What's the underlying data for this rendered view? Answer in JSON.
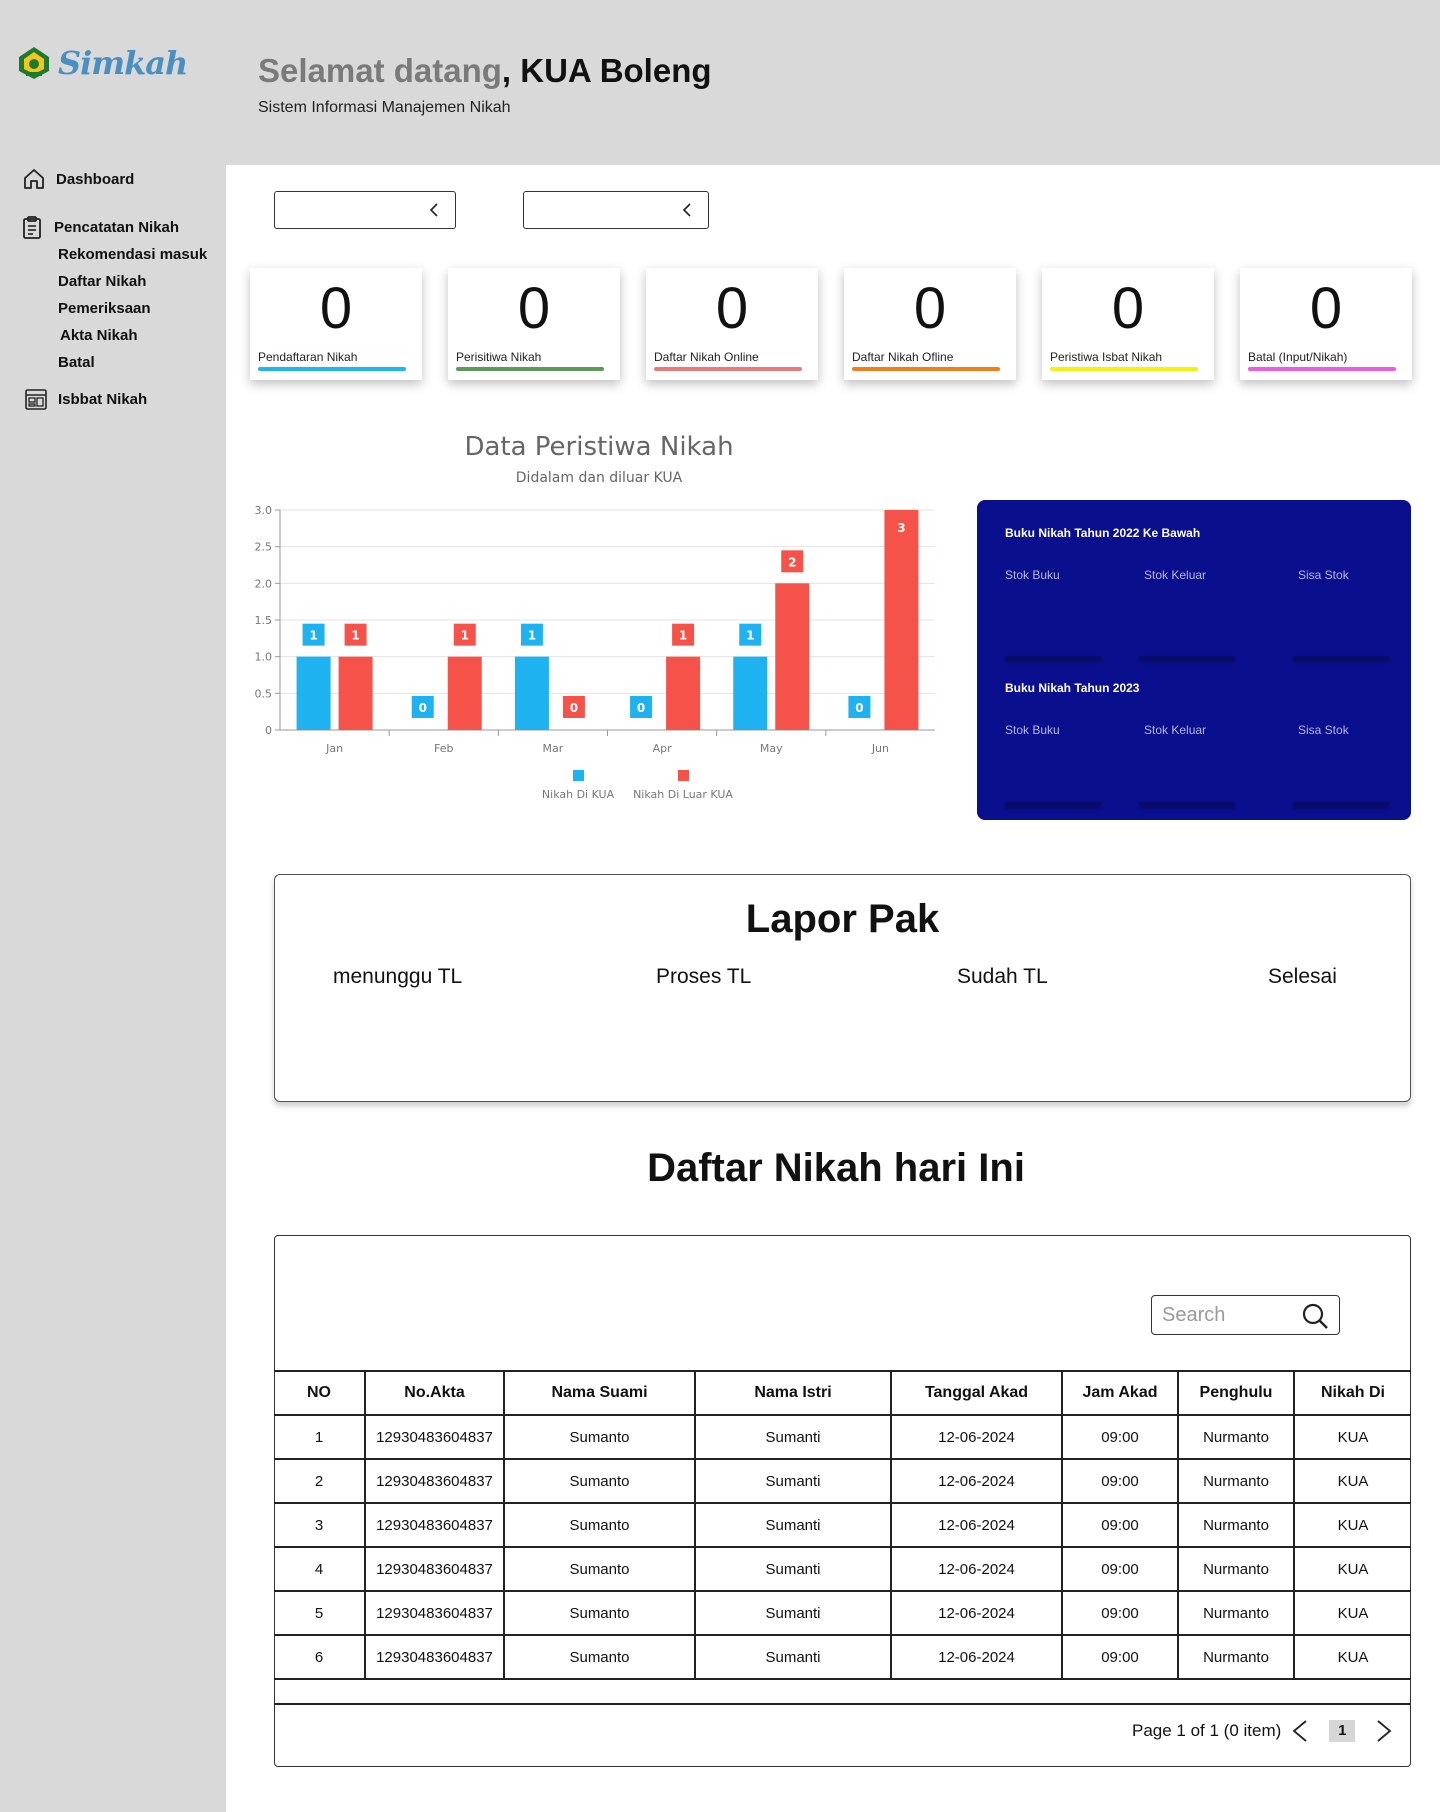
{
  "header": {
    "logo_text": "Simkah",
    "welcome_grey": "Selamat datang",
    "welcome_dark": ", KUA Boleng",
    "subtitle": "Sistem Informasi Manajemen Nikah"
  },
  "sidebar": {
    "dashboard": "Dashboard",
    "pencatatan": "Pencatatan Nikah",
    "subs": [
      "Rekomendasi masuk",
      "Daftar Nikah",
      "Pemeriksaan",
      "Akta Nikah",
      "Batal"
    ],
    "isbbat": "Isbbat Nikah"
  },
  "stats": [
    {
      "value": "0",
      "label": "Pendaftaran Nikah",
      "color": "#1fb6ec"
    },
    {
      "value": "0",
      "label": "Perisitiwa Nikah",
      "color": "#5c9a59"
    },
    {
      "value": "0",
      "label": "Daftar Nikah Online",
      "color": "#e77a7a"
    },
    {
      "value": "0",
      "label": "Daftar Nikah Ofline",
      "color": "#ef7f1a"
    },
    {
      "value": "0",
      "label": "Peristiwa Isbat Nikah",
      "color": "#f2f20c"
    },
    {
      "value": "0",
      "label": "Batal (Input/Nikah)",
      "color": "#e75ee0"
    }
  ],
  "chart_data": {
    "type": "bar",
    "title": "Data Peristiwa Nikah",
    "subtitle": "Didalam dan diluar KUA",
    "categories": [
      "Jan",
      "Feb",
      "Mar",
      "Apr",
      "May",
      "Jun"
    ],
    "series": [
      {
        "name": "Nikah Di KUA",
        "values": [
          1,
          0,
          1,
          0,
          1,
          0
        ],
        "color": "#1fb2f0"
      },
      {
        "name": "Nikah Di Luar KUA",
        "values": [
          1,
          1,
          0,
          1,
          2,
          3
        ],
        "color": "#f5534a"
      }
    ],
    "ylim": [
      0,
      3
    ],
    "yticks": [
      "0",
      "0.5",
      "1.0",
      "1.5",
      "2.0",
      "2.5",
      "3.0"
    ],
    "grid": true,
    "legend": "bottom"
  },
  "stock": {
    "section1": "Buku Nikah Tahun 2022 Ke Bawah",
    "section2": "Buku Nikah Tahun 2023",
    "cols": [
      "Stok Buku",
      "Stok Keluar",
      "Sisa Stok"
    ],
    "bg": "#0a0f8e"
  },
  "lapor": {
    "title": "Lapor Pak",
    "items": [
      "menunggu TL",
      "Proses TL",
      "Sudah TL",
      "Selesai"
    ]
  },
  "daftar_title": "Daftar Nikah hari Ini",
  "search_placeholder": "Search",
  "table": {
    "headers": [
      "NO",
      "No.Akta",
      "Nama Suami",
      "Nama Istri",
      "Tanggal Akad",
      "Jam Akad",
      "Penghulu",
      "Nikah Di"
    ],
    "rows": [
      [
        "1",
        "12930483604837",
        "Sumanto",
        "Sumanti",
        "12-06-2024",
        "09:00",
        "Nurmanto",
        "KUA"
      ],
      [
        "2",
        "12930483604837",
        "Sumanto",
        "Sumanti",
        "12-06-2024",
        "09:00",
        "Nurmanto",
        "KUA"
      ],
      [
        "3",
        "12930483604837",
        "Sumanto",
        "Sumanti",
        "12-06-2024",
        "09:00",
        "Nurmanto",
        "KUA"
      ],
      [
        "4",
        "12930483604837",
        "Sumanto",
        "Sumanti",
        "12-06-2024",
        "09:00",
        "Nurmanto",
        "KUA"
      ],
      [
        "5",
        "12930483604837",
        "Sumanto",
        "Sumanti",
        "12-06-2024",
        "09:00",
        "Nurmanto",
        "KUA"
      ],
      [
        "6",
        "12930483604837",
        "Sumanto",
        "Sumanti",
        "12-06-2024",
        "09:00",
        "Nurmanto",
        "KUA"
      ]
    ]
  },
  "pager": {
    "text": "Page 1 of  1 (0 item)",
    "current": "1"
  }
}
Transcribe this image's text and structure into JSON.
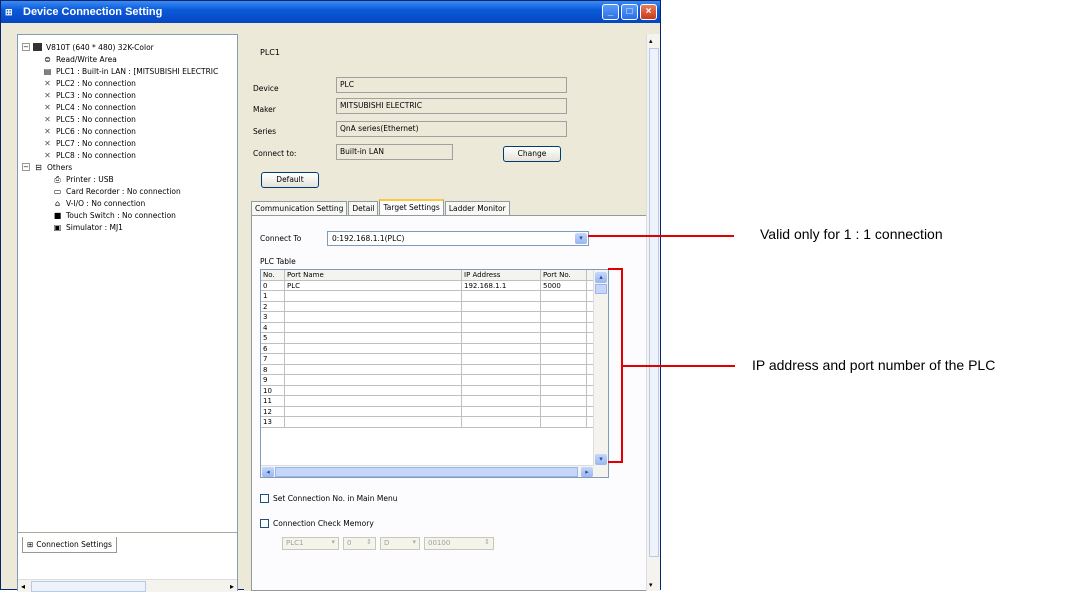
{
  "window": {
    "title": "Device Connection Setting",
    "buttons": [
      "minimize",
      "maximize",
      "close"
    ]
  },
  "tree": {
    "root": "V810T (640 * 480) 32K-Color",
    "items": [
      {
        "label": "Read/Write Area",
        "icon": "read-write-area-icon"
      },
      {
        "label": "PLC1 : Built-in LAN : [MITSUBISHI ELECTRIC",
        "icon": "plc-device-icon"
      },
      {
        "label": "PLC2 : No connection",
        "icon": "no-connection-icon"
      },
      {
        "label": "PLC3 : No connection",
        "icon": "no-connection-icon"
      },
      {
        "label": "PLC4 : No connection",
        "icon": "no-connection-icon"
      },
      {
        "label": "PLC5 : No connection",
        "icon": "no-connection-icon"
      },
      {
        "label": "PLC6 : No connection",
        "icon": "no-connection-icon"
      },
      {
        "label": "PLC7 : No connection",
        "icon": "no-connection-icon"
      },
      {
        "label": "PLC8 : No connection",
        "icon": "no-connection-icon"
      }
    ],
    "others": "Others",
    "others_items": [
      {
        "label": "Printer : USB",
        "icon": "printer-icon"
      },
      {
        "label": "Card Recorder : No connection",
        "icon": "card-recorder-icon"
      },
      {
        "label": "V-I/O : No connection",
        "icon": "vio-icon"
      },
      {
        "label": "Touch Switch : No connection",
        "icon": "touch-switch-icon"
      },
      {
        "label": "Simulator : MJ1",
        "icon": "simulator-icon"
      }
    ]
  },
  "left_tab": "Connection Settings",
  "detail": {
    "title": "PLC1",
    "device_label": "Device",
    "device_value": "PLC",
    "maker_label": "Maker",
    "maker_value": "MITSUBISHI ELECTRIC",
    "series_label": "Series",
    "series_value": "QnA series(Ethernet)",
    "connect_label": "Connect to:",
    "connect_value": "Built-in LAN",
    "change_button": "Change",
    "default_button": "Default"
  },
  "tabs": [
    "Communication Setting",
    "Detail",
    "Target Settings",
    "Ladder Monitor"
  ],
  "active_tab": "Target Settings",
  "target": {
    "connect_to_label": "Connect To",
    "connect_to_value": "0:192.168.1.1(PLC)",
    "plc_table_label": "PLC Table",
    "columns": [
      "No.",
      "Port Name",
      "IP Address",
      "Port No."
    ],
    "rows": [
      [
        "0",
        "PLC",
        "192.168.1.1",
        "5000"
      ],
      [
        "1",
        "",
        "",
        ""
      ],
      [
        "2",
        "",
        "",
        ""
      ],
      [
        "3",
        "",
        "",
        ""
      ],
      [
        "4",
        "",
        "",
        ""
      ],
      [
        "5",
        "",
        "",
        ""
      ],
      [
        "6",
        "",
        "",
        ""
      ],
      [
        "7",
        "",
        "",
        ""
      ],
      [
        "8",
        "",
        "",
        ""
      ],
      [
        "9",
        "",
        "",
        ""
      ],
      [
        "10",
        "",
        "",
        ""
      ],
      [
        "11",
        "",
        "",
        ""
      ],
      [
        "12",
        "",
        "",
        ""
      ],
      [
        "13",
        "",
        "",
        ""
      ]
    ],
    "set_connection_checkbox": "Set Connection No. in Main Menu",
    "check_memory_checkbox": "Connection Check Memory",
    "memory_plc": "PLC1",
    "memory_num": "0",
    "memory_device": "D",
    "memory_address": "00100"
  },
  "annotations": {
    "connect_note": "Valid only for 1 : 1 connection",
    "table_note": "IP address and port number of the PLC"
  },
  "colors": {
    "callout": "#e00000",
    "titlebar": "#0b5ad9"
  }
}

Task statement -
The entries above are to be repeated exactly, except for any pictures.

Result for this exercise -
What's the underlying data for this rendered view? Answer in JSON.
{
  "header": {
    "logo_text": "Simkah",
    "welcome_grey": "Selamat datang",
    "welcome_dark": ", KUA Boleng",
    "subtitle": "Sistem Informasi Manajemen Nikah"
  },
  "sidebar": {
    "dashboard": "Dashboard",
    "pencatatan": "Pencatatan Nikah",
    "subs": [
      "Rekomendasi masuk",
      "Daftar Nikah",
      "Pemeriksaan",
      "Akta Nikah",
      "Batal"
    ],
    "isbbat": "Isbbat Nikah"
  },
  "stats": [
    {
      "value": "0",
      "label": "Pendaftaran Nikah",
      "color": "#1fb6ec"
    },
    {
      "value": "0",
      "label": "Perisitiwa Nikah",
      "color": "#5c9a59"
    },
    {
      "value": "0",
      "label": "Daftar Nikah Online",
      "color": "#e77a7a"
    },
    {
      "value": "0",
      "label": "Daftar Nikah Ofline",
      "color": "#ef7f1a"
    },
    {
      "value": "0",
      "label": "Peristiwa Isbat Nikah",
      "color": "#f2f20c"
    },
    {
      "value": "0",
      "label": "Batal (Input/Nikah)",
      "color": "#e75ee0"
    }
  ],
  "chart_data": {
    "type": "bar",
    "title": "Data Peristiwa Nikah",
    "subtitle": "Didalam dan diluar KUA",
    "categories": [
      "Jan",
      "Feb",
      "Mar",
      "Apr",
      "May",
      "Jun"
    ],
    "series": [
      {
        "name": "Nikah Di KUA",
        "values": [
          1,
          0,
          1,
          0,
          1,
          0
        ],
        "color": "#1fb2f0"
      },
      {
        "name": "Nikah Di Luar KUA",
        "values": [
          1,
          1,
          0,
          1,
          2,
          3
        ],
        "color": "#f5534a"
      }
    ],
    "ylim": [
      0,
      3
    ],
    "yticks": [
      "0",
      "0.5",
      "1.0",
      "1.5",
      "2.0",
      "2.5",
      "3.0"
    ],
    "grid": true,
    "legend": "bottom"
  },
  "stock": {
    "section1": "Buku Nikah Tahun 2022 Ke Bawah",
    "section2": "Buku Nikah Tahun 2023",
    "cols": [
      "Stok Buku",
      "Stok Keluar",
      "Sisa Stok"
    ],
    "bg": "#0a0f8e"
  },
  "lapor": {
    "title": "Lapor Pak",
    "items": [
      "menunggu TL",
      "Proses TL",
      "Sudah TL",
      "Selesai"
    ]
  },
  "daftar_title": "Daftar Nikah hari Ini",
  "search_placeholder": "Search",
  "table": {
    "headers": [
      "NO",
      "No.Akta",
      "Nama Suami",
      "Nama Istri",
      "Tanggal Akad",
      "Jam Akad",
      "Penghulu",
      "Nikah Di"
    ],
    "rows": [
      [
        "1",
        "12930483604837",
        "Sumanto",
        "Sumanti",
        "12-06-2024",
        "09:00",
        "Nurmanto",
        "KUA"
      ],
      [
        "2",
        "12930483604837",
        "Sumanto",
        "Sumanti",
        "12-06-2024",
        "09:00",
        "Nurmanto",
        "KUA"
      ],
      [
        "3",
        "12930483604837",
        "Sumanto",
        "Sumanti",
        "12-06-2024",
        "09:00",
        "Nurmanto",
        "KUA"
      ],
      [
        "4",
        "12930483604837",
        "Sumanto",
        "Sumanti",
        "12-06-2024",
        "09:00",
        "Nurmanto",
        "KUA"
      ],
      [
        "5",
        "12930483604837",
        "Sumanto",
        "Sumanti",
        "12-06-2024",
        "09:00",
        "Nurmanto",
        "KUA"
      ],
      [
        "6",
        "12930483604837",
        "Sumanto",
        "Sumanti",
        "12-06-2024",
        "09:00",
        "Nurmanto",
        "KUA"
      ]
    ]
  },
  "pager": {
    "text": "Page 1 of  1 (0 item)",
    "current": "1"
  }
}
Transcribe this image's text and structure into JSON.
{
  "window": {
    "title": "Device Connection Setting",
    "buttons": [
      "minimize",
      "maximize",
      "close"
    ]
  },
  "tree": {
    "root": "V810T (640 * 480) 32K-Color",
    "items": [
      {
        "label": "Read/Write Area",
        "icon": "read-write-area-icon"
      },
      {
        "label": "PLC1 : Built-in LAN : [MITSUBISHI ELECTRIC",
        "icon": "plc-device-icon"
      },
      {
        "label": "PLC2 : No connection",
        "icon": "no-connection-icon"
      },
      {
        "label": "PLC3 : No connection",
        "icon": "no-connection-icon"
      },
      {
        "label": "PLC4 : No connection",
        "icon": "no-connection-icon"
      },
      {
        "label": "PLC5 : No connection",
        "icon": "no-connection-icon"
      },
      {
        "label": "PLC6 : No connection",
        "icon": "no-connection-icon"
      },
      {
        "label": "PLC7 : No connection",
        "icon": "no-connection-icon"
      },
      {
        "label": "PLC8 : No connection",
        "icon": "no-connection-icon"
      }
    ],
    "others": "Others",
    "others_items": [
      {
        "label": "Printer : USB",
        "icon": "printer-icon"
      },
      {
        "label": "Card Recorder : No connection",
        "icon": "card-recorder-icon"
      },
      {
        "label": "V-I/O : No connection",
        "icon": "vio-icon"
      },
      {
        "label": "Touch Switch : No connection",
        "icon": "touch-switch-icon"
      },
      {
        "label": "Simulator : MJ1",
        "icon": "simulator-icon"
      }
    ]
  },
  "left_tab": "Connection Settings",
  "detail": {
    "title": "PLC1",
    "device_label": "Device",
    "device_value": "PLC",
    "maker_label": "Maker",
    "maker_value": "MITSUBISHI ELECTRIC",
    "series_label": "Series",
    "series_value": "QnA series(Ethernet)",
    "connect_label": "Connect to:",
    "connect_value": "Built-in LAN",
    "change_button": "Change",
    "default_button": "Default"
  },
  "tabs": [
    "Communication Setting",
    "Detail",
    "Target Settings",
    "Ladder Monitor"
  ],
  "active_tab": "Target Settings",
  "target": {
    "connect_to_label": "Connect To",
    "connect_to_value": "0:192.168.1.1(PLC)",
    "plc_table_label": "PLC Table",
    "columns": [
      "No.",
      "Port Name",
      "IP Address",
      "Port No."
    ],
    "rows": [
      [
        "0",
        "PLC",
        "192.168.1.1",
        "5000"
      ],
      [
        "1",
        "",
        "",
        ""
      ],
      [
        "2",
        "",
        "",
        ""
      ],
      [
        "3",
        "",
        "",
        ""
      ],
      [
        "4",
        "",
        "",
        ""
      ],
      [
        "5",
        "",
        "",
        ""
      ],
      [
        "6",
        "",
        "",
        ""
      ],
      [
        "7",
        "",
        "",
        ""
      ],
      [
        "8",
        "",
        "",
        ""
      ],
      [
        "9",
        "",
        "",
        ""
      ],
      [
        "10",
        "",
        "",
        ""
      ],
      [
        "11",
        "",
        "",
        ""
      ],
      [
        "12",
        "",
        "",
        ""
      ],
      [
        "13",
        "",
        "",
        ""
      ]
    ],
    "set_connection_checkbox": "Set Connection No. in Main Menu",
    "check_memory_checkbox": "Connection Check Memory",
    "memory_plc": "PLC1",
    "memory_num": "0",
    "memory_device": "D",
    "memory_address": "00100"
  },
  "annotations": {
    "connect_note": "Valid only for 1 : 1 connection",
    "table_note": "IP address and port number of the PLC"
  },
  "colors": {
    "callout": "#e00000",
    "titlebar": "#0b5ad9"
  }
}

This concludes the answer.